On this page I address the issue of inflation when computing levelised cost. When computing the levelised cost of electricity or the levelised unit cost of something else like the oil price necessary to break even on an investment, the ultimate objective is make some kind of economic analysis. I show how to compute the real levelised cost or the levelised cost adjusted for inflation. This means that a flat unit cost in nominal terms is not computed, but the cost is in real terms where the levelised cost increases over time with inflation. This real cost can be compared to things like the cost of your electricity bill per kWh or the cost of natural gas. If you use the nominal LCOE that is in a sense the price at the middle of the life of a solar or other project, you would have to compare your electric bill in 10 or 15 years to the LCOE of the solar project.

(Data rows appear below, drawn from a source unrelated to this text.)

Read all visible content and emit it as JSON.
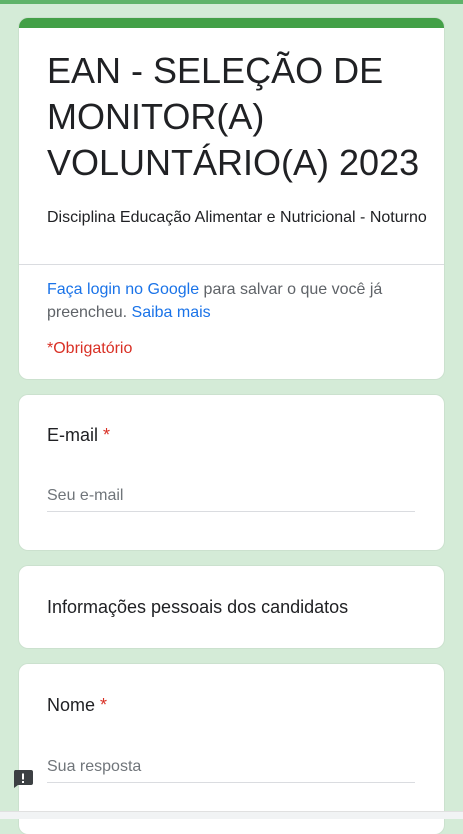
{
  "form": {
    "title": "EAN - SELEÇÃO DE MONITOR(A) VOLUNTÁRIO(A) 2023",
    "description": "Disciplina Educação Alimentar e Nutricional - Noturno",
    "login_link": "Faça login no Google",
    "login_text": " para salvar o que você já preencheu. ",
    "learn_more_link": "Saiba mais",
    "required_note": "*Obrigatório"
  },
  "questions": {
    "email": {
      "label": "E-mail",
      "required_mark": "*",
      "placeholder": "Seu e-mail"
    },
    "section_title": "Informações pessoais dos candidatos",
    "nome": {
      "label": "Nome",
      "required_mark": "*",
      "placeholder": "Sua resposta"
    }
  },
  "theme": {
    "background": "#d4ebd7",
    "accent": "#43a047",
    "link": "#1a73e8",
    "required": "#d93025"
  },
  "icons": {
    "report": "report-problem-icon"
  }
}
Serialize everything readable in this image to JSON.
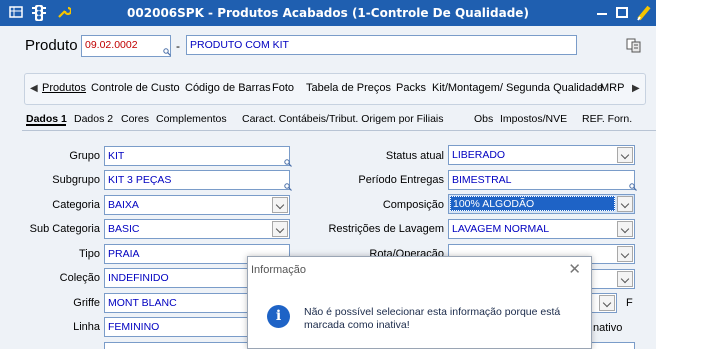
{
  "window": {
    "title": "002006SPK - Produtos Acabados (1-Controle De Qualidade)",
    "icons": [
      "grid-icon",
      "traffic-light-icon",
      "wrench-icon",
      "minimize-icon",
      "maximize-icon",
      "pencil-icon"
    ]
  },
  "product": {
    "label": "Produto",
    "code": "09.02.0002",
    "separator": "-",
    "name": "PRODUTO COM KIT"
  },
  "tabs": [
    "Produtos",
    "Controle de Custo",
    "Código de Barras",
    "Foto",
    "Tabela de Preços",
    "Packs",
    "Kit/Montagem/ Segunda Qualidade",
    "MRP"
  ],
  "active_tab": "Produtos",
  "subtabs": [
    "Dados 1",
    "Dados 2",
    "Cores",
    "Complementos",
    "Caract. Contábeis/Tribut. Origem por Filiais",
    "Obs",
    "Impostos/NVE",
    "REF. Forn."
  ],
  "left_fields": [
    {
      "label": "Grupo",
      "value": "KIT"
    },
    {
      "label": "Subgrupo",
      "value": "KIT 3 PEÇAS"
    },
    {
      "label": "Categoria",
      "value": "BAIXA"
    },
    {
      "label": "Sub Categoria",
      "value": "BASIC"
    },
    {
      "label": "Tipo",
      "value": "PRAIA"
    },
    {
      "label": "Coleção",
      "value": "INDEFINIDO"
    },
    {
      "label": "Griffe",
      "value": "MONT BLANC"
    },
    {
      "label": "Linha",
      "value": "FEMININO"
    }
  ],
  "right_fields": [
    {
      "label": "Status atual",
      "value": "LIBERADO"
    },
    {
      "label": "Período Entregas",
      "value": "BIMESTRAL"
    },
    {
      "label": "Composição",
      "value": "100% ALGODÃO"
    },
    {
      "label": "Restrições de Lavagem",
      "value": "LAVAGEM NORMAL"
    },
    {
      "label": "Rota/Operação",
      "value": ""
    }
  ],
  "partial": {
    "f": "F",
    "inativo": "nativo"
  },
  "dialog": {
    "title": "Informação",
    "close": "✕",
    "icon": "i",
    "message": "Não é possível selecionar esta informação porque está marcada como inativa!"
  },
  "colors": {
    "titlebar": "#1f5fb0",
    "value_text": "#0000c0",
    "code_text": "#c00000",
    "selected": "#1e63c6"
  }
}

To compute the real LCOE, I show some techniques that use the PMT function with the real cost of capital rather than the nominal cost of capital. As with other issues, I have included a file with the examples and methods discussed on this page.
Formulas for Computing Carrying Charge for Real versus Nominal Levelised Cost
When computing the levelised cost of electricity or the levelised unit cost of something else like the oil price necessary to break even on an investment, you can compute the current price necessary to meet the required return. If you compute the real return and then the real carrying charge, the inflated real carrying charge will produce the target nominal return after it is inflated.
Real Return = (1+Nominal Return)/(1+Inflation Rate) -1
Real Carrying Charge = PMT(Real Return, Life, Capital Cost)
The screenshot below works through how to compute the real levelised cost. When you think about things, the levelised nominal cost is a silly number. Think about a hydro plant than may last 80 years. The nominal levelised cost is the flat value over 80 (with a minor adjustment for inflation in O&M expenses discussed below). With even a minor rate of inflation like 2%, the real value in 80 years is a very small percent of the value in the first year (divide by 1.02^80) — 4.9 times. It would be much better to compute the current value that, when inflated, gives you the target return. In simple terms this involves using a real cost of capital as described below.
To begin the discussion, the screenshot below demonstrates how I have input an inflation rate and also computed a required real return. The required real return is computed as:
You can then use the real return instead of the nominal return in the carrying charge calculation with the PMT function. You can also then compute the total carrying charges and the LCOE with the inflation rate.
Adjusting the Operating Expense for Inflation when Computing Nominal Levelised Cost
Note in the above screenshot that the O&M cost is different for the real LCOE than for the nominal scenario. This is because the O&M cost should increase with inflation. After you levelize the O&M cost, it should be higher in the nominal case where it is (inappropriately) held flat. To compute the equivalent levelised O&M cost, you can apply the formula:
Inflated O&M Factor = PV(Real Rate, Life, -1)/PV(Nominal Rate, Life,-1)
When doing this, you will want the real IRR on the top and the nominal on the bottom to make sure the factor is above one. Apply this in the LCOE formula and not in the financial model. Note that this is not the NPV formula; it is a formula that allows you to input a payment (-1) and produces the present value, The PV using the real rate is higher than the nominal rate. So, the value of this factor is above 1. I you would do this for a single year — for example (1+real rate)^10/(1+nominal rate)^10 — this results in the inflation rate. So the formula over time is like computing this increase in inflated cost over time.
As with the first case, I have made a little financial model that proves the approach. I compute a little model for both the nominal case where the absurd assumption is made that the price never changes. But this time I allow the O&M cost to increase with inflation. With the price computed using the increased O&M, the financial model produces the correct IRR that is input as the target IRR.
Financial Model Verification Using Real LCOE
In the screenshot with the simple model, I also show how the model in the real case. In this case (the bottom part of the screenshot), the computed real LCOE is increased by the inflation rate as shown in the price line (27.8 followed by 28.50, followed by 29.21 etc.). The O&M is inflated in both case starting with the real level (this is the value of 6/kW-year multiplied by 1,000 to put the values in terms of MW.) With these values, both the real value and the nominal value produce the target return of 5.5% that is input as the target in the above screenshot.